Recorded information: Begin

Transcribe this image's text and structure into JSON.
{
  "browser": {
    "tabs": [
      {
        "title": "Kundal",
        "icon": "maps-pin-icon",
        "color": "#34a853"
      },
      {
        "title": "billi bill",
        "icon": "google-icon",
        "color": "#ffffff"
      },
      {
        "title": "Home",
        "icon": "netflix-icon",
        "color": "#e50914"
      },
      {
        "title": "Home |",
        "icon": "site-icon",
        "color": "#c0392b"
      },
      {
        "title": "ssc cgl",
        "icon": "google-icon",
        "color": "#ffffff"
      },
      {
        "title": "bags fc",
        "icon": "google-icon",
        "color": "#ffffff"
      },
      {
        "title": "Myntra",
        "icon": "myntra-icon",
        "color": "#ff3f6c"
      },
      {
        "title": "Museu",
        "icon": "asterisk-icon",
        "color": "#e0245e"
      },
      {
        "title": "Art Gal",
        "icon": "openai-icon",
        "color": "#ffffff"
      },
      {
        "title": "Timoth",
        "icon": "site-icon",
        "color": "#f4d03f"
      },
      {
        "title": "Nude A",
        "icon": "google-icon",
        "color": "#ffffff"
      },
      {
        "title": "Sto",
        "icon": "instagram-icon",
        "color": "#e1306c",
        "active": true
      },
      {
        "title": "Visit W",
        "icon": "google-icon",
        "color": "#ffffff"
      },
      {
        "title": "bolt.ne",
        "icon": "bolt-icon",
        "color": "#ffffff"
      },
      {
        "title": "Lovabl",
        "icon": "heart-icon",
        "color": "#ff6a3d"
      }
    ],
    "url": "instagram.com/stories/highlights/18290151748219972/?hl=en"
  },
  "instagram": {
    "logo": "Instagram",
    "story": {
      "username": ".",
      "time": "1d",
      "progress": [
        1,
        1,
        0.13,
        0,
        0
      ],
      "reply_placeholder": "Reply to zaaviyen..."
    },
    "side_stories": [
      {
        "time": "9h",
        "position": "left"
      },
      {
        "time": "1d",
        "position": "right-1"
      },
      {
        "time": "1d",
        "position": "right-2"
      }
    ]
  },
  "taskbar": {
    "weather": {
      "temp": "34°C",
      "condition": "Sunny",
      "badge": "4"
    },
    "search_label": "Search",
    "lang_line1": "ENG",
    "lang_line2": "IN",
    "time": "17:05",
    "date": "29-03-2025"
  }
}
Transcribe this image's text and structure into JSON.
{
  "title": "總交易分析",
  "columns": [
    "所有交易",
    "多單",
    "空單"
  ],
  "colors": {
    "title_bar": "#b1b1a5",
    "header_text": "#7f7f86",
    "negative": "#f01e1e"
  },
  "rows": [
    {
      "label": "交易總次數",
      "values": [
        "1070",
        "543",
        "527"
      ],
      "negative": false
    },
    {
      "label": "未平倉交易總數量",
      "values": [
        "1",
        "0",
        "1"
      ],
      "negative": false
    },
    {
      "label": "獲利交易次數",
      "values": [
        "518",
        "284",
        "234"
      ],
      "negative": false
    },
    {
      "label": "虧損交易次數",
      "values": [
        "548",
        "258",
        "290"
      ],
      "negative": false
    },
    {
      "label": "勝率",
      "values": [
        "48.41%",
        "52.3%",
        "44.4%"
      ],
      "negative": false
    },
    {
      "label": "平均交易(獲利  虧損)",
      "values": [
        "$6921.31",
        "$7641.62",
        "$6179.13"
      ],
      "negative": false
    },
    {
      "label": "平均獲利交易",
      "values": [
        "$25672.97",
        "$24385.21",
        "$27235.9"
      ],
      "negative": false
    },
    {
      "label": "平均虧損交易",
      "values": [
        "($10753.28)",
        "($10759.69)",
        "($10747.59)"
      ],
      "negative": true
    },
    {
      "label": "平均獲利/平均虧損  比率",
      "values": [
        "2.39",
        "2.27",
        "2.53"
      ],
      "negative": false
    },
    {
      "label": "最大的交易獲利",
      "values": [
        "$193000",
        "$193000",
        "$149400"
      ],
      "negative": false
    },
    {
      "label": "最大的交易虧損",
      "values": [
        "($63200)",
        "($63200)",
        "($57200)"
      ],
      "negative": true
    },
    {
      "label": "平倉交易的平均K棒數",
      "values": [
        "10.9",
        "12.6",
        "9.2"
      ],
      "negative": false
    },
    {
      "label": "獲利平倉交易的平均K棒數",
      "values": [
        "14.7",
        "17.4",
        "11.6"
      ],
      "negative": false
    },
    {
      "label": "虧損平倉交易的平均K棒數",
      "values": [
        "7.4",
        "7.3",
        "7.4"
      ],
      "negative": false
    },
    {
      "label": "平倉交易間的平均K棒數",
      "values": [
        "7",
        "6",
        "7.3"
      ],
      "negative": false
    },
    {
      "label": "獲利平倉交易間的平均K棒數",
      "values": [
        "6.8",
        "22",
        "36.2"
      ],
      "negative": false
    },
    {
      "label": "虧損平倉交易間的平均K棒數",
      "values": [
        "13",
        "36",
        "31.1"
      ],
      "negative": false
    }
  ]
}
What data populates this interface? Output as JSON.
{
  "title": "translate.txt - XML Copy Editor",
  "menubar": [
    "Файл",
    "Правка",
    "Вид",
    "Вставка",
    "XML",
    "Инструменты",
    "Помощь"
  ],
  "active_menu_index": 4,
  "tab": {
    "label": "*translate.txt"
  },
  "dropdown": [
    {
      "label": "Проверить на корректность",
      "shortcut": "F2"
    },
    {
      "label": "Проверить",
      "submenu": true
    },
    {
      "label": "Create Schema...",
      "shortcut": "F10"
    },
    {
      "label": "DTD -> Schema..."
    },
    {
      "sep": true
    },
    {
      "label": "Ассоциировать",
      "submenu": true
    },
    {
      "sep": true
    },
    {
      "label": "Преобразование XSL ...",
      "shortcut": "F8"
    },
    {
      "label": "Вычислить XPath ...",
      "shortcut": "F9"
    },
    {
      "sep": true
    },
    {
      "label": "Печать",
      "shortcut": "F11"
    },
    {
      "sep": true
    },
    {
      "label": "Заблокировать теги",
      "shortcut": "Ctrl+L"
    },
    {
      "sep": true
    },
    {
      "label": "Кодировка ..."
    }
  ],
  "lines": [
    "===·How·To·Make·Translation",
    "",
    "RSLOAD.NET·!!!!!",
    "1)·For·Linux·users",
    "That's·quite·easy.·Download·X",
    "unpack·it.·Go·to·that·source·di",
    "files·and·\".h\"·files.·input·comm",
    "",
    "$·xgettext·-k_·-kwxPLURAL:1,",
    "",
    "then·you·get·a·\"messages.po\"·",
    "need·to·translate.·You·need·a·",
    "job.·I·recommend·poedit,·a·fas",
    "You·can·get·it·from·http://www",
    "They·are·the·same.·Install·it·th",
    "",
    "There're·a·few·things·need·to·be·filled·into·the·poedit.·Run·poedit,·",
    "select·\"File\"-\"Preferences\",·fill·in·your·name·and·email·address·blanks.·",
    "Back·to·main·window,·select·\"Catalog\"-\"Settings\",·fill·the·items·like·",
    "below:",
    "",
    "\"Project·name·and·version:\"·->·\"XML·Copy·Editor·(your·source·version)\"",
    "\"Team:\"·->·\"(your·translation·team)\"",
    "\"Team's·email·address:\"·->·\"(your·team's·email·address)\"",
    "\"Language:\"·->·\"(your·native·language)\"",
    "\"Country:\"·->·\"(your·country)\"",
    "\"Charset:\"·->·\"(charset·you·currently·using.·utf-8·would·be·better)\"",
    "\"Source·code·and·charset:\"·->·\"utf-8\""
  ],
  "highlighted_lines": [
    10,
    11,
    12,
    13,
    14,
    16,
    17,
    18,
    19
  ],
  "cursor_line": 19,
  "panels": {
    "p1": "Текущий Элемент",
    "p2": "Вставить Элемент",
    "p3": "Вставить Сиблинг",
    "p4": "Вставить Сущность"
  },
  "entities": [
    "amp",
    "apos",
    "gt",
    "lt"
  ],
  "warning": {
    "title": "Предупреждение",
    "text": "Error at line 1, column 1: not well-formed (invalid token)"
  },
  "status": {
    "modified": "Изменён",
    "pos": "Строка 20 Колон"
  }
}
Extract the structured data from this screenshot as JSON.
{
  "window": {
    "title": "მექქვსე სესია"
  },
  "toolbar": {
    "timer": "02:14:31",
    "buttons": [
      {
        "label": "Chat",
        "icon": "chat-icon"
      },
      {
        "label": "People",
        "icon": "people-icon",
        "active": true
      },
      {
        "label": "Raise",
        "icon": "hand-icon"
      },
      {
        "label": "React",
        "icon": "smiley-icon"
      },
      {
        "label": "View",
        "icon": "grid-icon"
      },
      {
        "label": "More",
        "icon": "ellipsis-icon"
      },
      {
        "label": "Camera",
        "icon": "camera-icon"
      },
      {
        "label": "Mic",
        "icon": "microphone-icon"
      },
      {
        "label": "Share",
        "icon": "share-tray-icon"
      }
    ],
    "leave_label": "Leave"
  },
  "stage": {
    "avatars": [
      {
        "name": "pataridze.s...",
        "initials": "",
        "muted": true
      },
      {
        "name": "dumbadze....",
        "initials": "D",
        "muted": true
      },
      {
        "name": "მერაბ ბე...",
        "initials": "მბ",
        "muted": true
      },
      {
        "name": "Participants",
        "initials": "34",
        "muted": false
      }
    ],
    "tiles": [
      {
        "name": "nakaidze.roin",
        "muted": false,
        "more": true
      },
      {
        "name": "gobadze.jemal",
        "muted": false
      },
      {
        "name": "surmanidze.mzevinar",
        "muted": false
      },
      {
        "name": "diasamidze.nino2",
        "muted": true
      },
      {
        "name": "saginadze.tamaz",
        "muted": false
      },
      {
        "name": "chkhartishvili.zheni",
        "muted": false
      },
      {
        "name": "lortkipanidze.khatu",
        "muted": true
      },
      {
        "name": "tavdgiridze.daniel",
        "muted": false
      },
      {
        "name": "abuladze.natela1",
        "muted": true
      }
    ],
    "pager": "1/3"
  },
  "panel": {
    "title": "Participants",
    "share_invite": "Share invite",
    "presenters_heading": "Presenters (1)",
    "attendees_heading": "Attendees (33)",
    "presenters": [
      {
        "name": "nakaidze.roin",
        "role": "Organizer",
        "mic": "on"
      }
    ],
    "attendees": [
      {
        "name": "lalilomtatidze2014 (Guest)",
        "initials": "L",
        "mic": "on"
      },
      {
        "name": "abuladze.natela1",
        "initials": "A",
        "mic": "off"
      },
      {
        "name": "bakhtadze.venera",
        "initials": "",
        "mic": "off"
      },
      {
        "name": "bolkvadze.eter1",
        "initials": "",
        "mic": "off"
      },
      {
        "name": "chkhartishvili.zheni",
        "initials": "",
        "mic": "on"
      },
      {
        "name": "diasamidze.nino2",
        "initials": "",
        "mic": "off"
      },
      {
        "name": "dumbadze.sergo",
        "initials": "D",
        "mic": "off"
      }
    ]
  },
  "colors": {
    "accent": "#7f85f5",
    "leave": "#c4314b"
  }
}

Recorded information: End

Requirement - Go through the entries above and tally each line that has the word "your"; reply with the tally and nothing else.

Output of the task - 6